Months after it was first announced at Microsoft’s 2015 Xbox Media Briefing, we’re finally getting the last crucial details about Xbox One Backwards Compatibility. Microsoft says that the New Xbox One Experience software update that contains the new feature will arrive for all Xbox One owners on November 12th.
Microsoft has yet to post anything about the release date on its own blogs or website. Instead, it was during last night’s Halo 5: Live livestream that we learned the release date of the New Xbox One Experience. Called the NXOE by Microsoft, this software update changes the entire interface of the console. The OneGuide is available for everyone directly on the console’s home area. Microsoft revealed back in June that the New Xbox One Experience would bring with it backwards compatibility for games made specifically for the Xbox 360.
Backwards compatibility for older games is already available to members of the Xbox One Preview Program.
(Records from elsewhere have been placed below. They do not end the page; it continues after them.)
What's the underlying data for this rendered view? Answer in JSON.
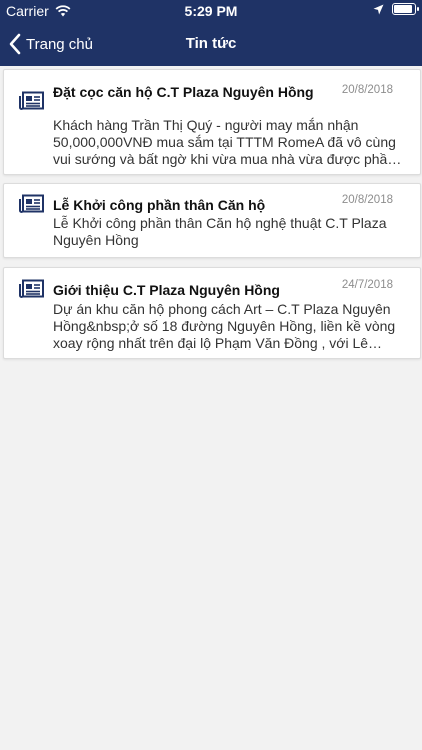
{
  "status_bar": {
    "carrier": "Carrier",
    "time": "5:29 PM"
  },
  "nav": {
    "back_label": "Trang chủ",
    "title": "Tin tức"
  },
  "news": [
    {
      "title": "Đặt cọc căn hộ C.T Plaza Nguyên Hồng",
      "date": "20/8/2018",
      "summary": "Khách hàng Trần Thị Quý - người may mắn nhận 50,000,000VNĐ mua sắm tại TTTM RomeA đã vô cùng vui sướng và bất ngờ khi vừa mua nhà vừa được phần thưởng lớn"
    },
    {
      "title": "Lễ Khởi công phần thân Căn hộ",
      "date": "20/8/2018",
      "summary": "Lễ Khởi công phần thân Căn hộ nghệ thuật C.T Plaza Nguyên Hồng"
    },
    {
      "title": "Giới thiệu C.T Plaza Nguyên Hồng",
      "date": "24/7/2018",
      "summary": "Dự án khu căn hộ phong cách Art – C.T Plaza Nguyên Hồng&nbsp;ở số 18 đường Nguyên Hồng, liền kề vòng xoay rộng nhất trên đại lộ Phạm Văn Đồng , với Lê Quang Định"
    }
  ]
}
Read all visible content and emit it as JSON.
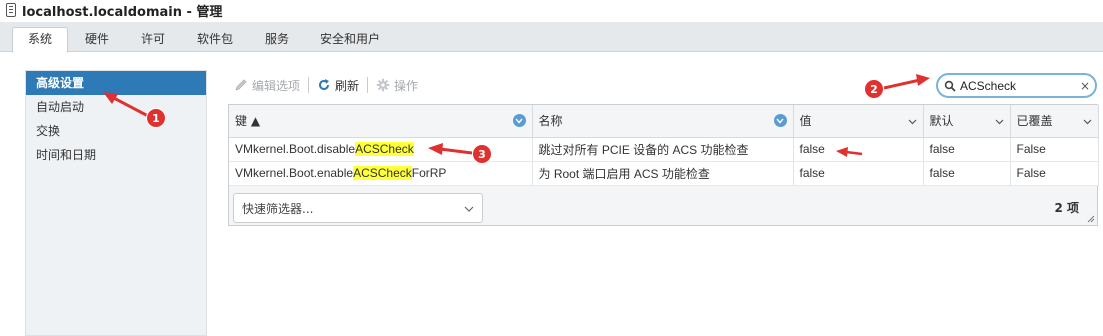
{
  "window": {
    "title": "localhost.localdomain - 管理"
  },
  "tabs": [
    {
      "label": "系统"
    },
    {
      "label": "硬件"
    },
    {
      "label": "许可"
    },
    {
      "label": "软件包"
    },
    {
      "label": "服务"
    },
    {
      "label": "安全和用户"
    }
  ],
  "sidebar": {
    "items": [
      {
        "label": "高级设置"
      },
      {
        "label": "自动启动"
      },
      {
        "label": "交换"
      },
      {
        "label": "时间和日期"
      }
    ]
  },
  "toolbar": {
    "edit_label": "编辑选项",
    "refresh_label": "刷新",
    "actions_label": "操作"
  },
  "search": {
    "value": "ACScheck",
    "clear_glyph": "×"
  },
  "grid": {
    "columns": [
      {
        "label": "键 ▲"
      },
      {
        "label": "名称"
      },
      {
        "label": "值"
      },
      {
        "label": "默认"
      },
      {
        "label": "已覆盖"
      }
    ],
    "rows": [
      {
        "key_prefix": "VMkernel.Boot.disable",
        "key_highlight": "ACSCheck",
        "key_suffix": "",
        "name": "跳过对所有 PCIE 设备的 ACS 功能检查",
        "value": "false",
        "default": "false",
        "overridden": "False"
      },
      {
        "key_prefix": "VMkernel.Boot.enable",
        "key_highlight": "ACSCheck",
        "key_suffix": "ForRP",
        "name": "为 Root 端口启用 ACS 功能检查",
        "value": "false",
        "default": "false",
        "overridden": "False"
      }
    ],
    "quick_filter_placeholder": "快速筛选器...",
    "item_count": "2 项"
  },
  "annotations": {
    "badge1": "1",
    "badge2": "2",
    "badge3": "3"
  },
  "colors": {
    "accent": "#2d7ab6",
    "highlight": "#ffff3a",
    "annotation": "#e03131"
  }
}
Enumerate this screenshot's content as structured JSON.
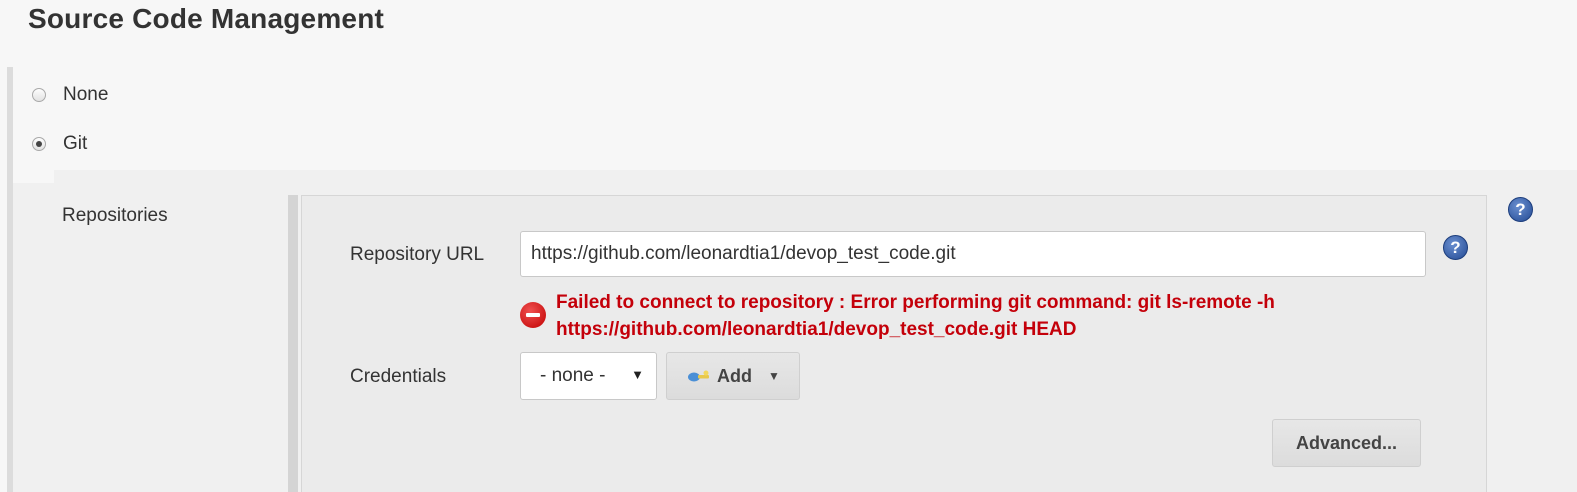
{
  "section": {
    "title": "Source Code Management"
  },
  "scm_options": [
    {
      "label": "None",
      "selected": false
    },
    {
      "label": "Git",
      "selected": true
    }
  ],
  "repositories": {
    "label": "Repositories",
    "url_label": "Repository URL",
    "url_value": "https://github.com/leonardtia1/devop_test_code.git",
    "error_line1": "Failed to connect to repository : Error performing git command: git ls-remote -h",
    "error_line2": "https://github.com/leonardtia1/devop_test_code.git HEAD",
    "credentials_label": "Credentials",
    "credentials_selected": "- none -",
    "add_label": "Add",
    "advanced_label": "Advanced..."
  },
  "icons": {
    "help": "help-icon",
    "error": "error-icon",
    "key": "key-icon",
    "help_glyph": "?"
  },
  "colors": {
    "error": "#c4000a",
    "help": "#234a93"
  }
}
So is the rest of the New Xbox One Experience.
During the event last night, Xbox head Phil Spencer confirmed that the New Xbox One Experience arriving on November 12th. He didn’t talk at length about any features that will make it into the update that haven’t been revealed yet. He didn’t give release details for features the company has already publicly said are coming in the New Xbox One Experience, but aren’t included yet either. For example, sometime next year Xbox One owners will be able to record broadcast television to their Xbox One console and store it later for streaming or offline viewing. Users who download the New Xbox One Experience on release day won’t get the Cortana Personal assistant that Microsoft showed off at its E3 Media Briefing either. Microsoft will release that feature this year to members of the Xbox One Preview Program, then release it for everyone else sometime in 2016.
Xbox One Backwards Compatibility is important because Microsoft is hoping to attract as many Xbox 360 users to Xbox One as possible this holiday season. With the feature, the Xbox One runs software that completely emulates the Xbox 360. Users can play their favorite games online or stick to single player. Any digital games purchased directly through the Xbox 360 simply show up in that Xbox One owner’s game library once the feature is released.
Disc-based games work with Xbox One Backwards Compatibility too. Owners of compatible games simply slide the disc for that game into their Xbox One. The Xbox One itself will reach out to Xbox Live to find a digital download for that game. Once downloaded, the game is completely playable on the Xbox One with an Xbox One controller and all. Modern conveniences, like recording video, streaming and snapping apps work too. Gamers do have to keep the disc for their Xbox 360 game to play that game on the Xbox One. As such, buying a game then selling it while trying to still play the game isn’t something that users can do.
The other issue with Xbox One Backwards Compatibility is the game library itself. Microsoft plans to launch the feature on November 12th with a 100 or so titles from participating developers and publishers. To be clear, publishers actually need to give their consent for Xbox One Backwards Compatibility for their titles. Microsoft says it plans to add games to list of titles on an on a regular basis going forward.
Titles from Borderlines and Mass Effect are already confirmed to be amongst that list of around 100 titles available at launch. It makes sense that titles published by Microsoft would be available with the feature too.
To play your old games on Sony’s PS4, you have to rent them from the game’s PlayStation Now cloud gaming service.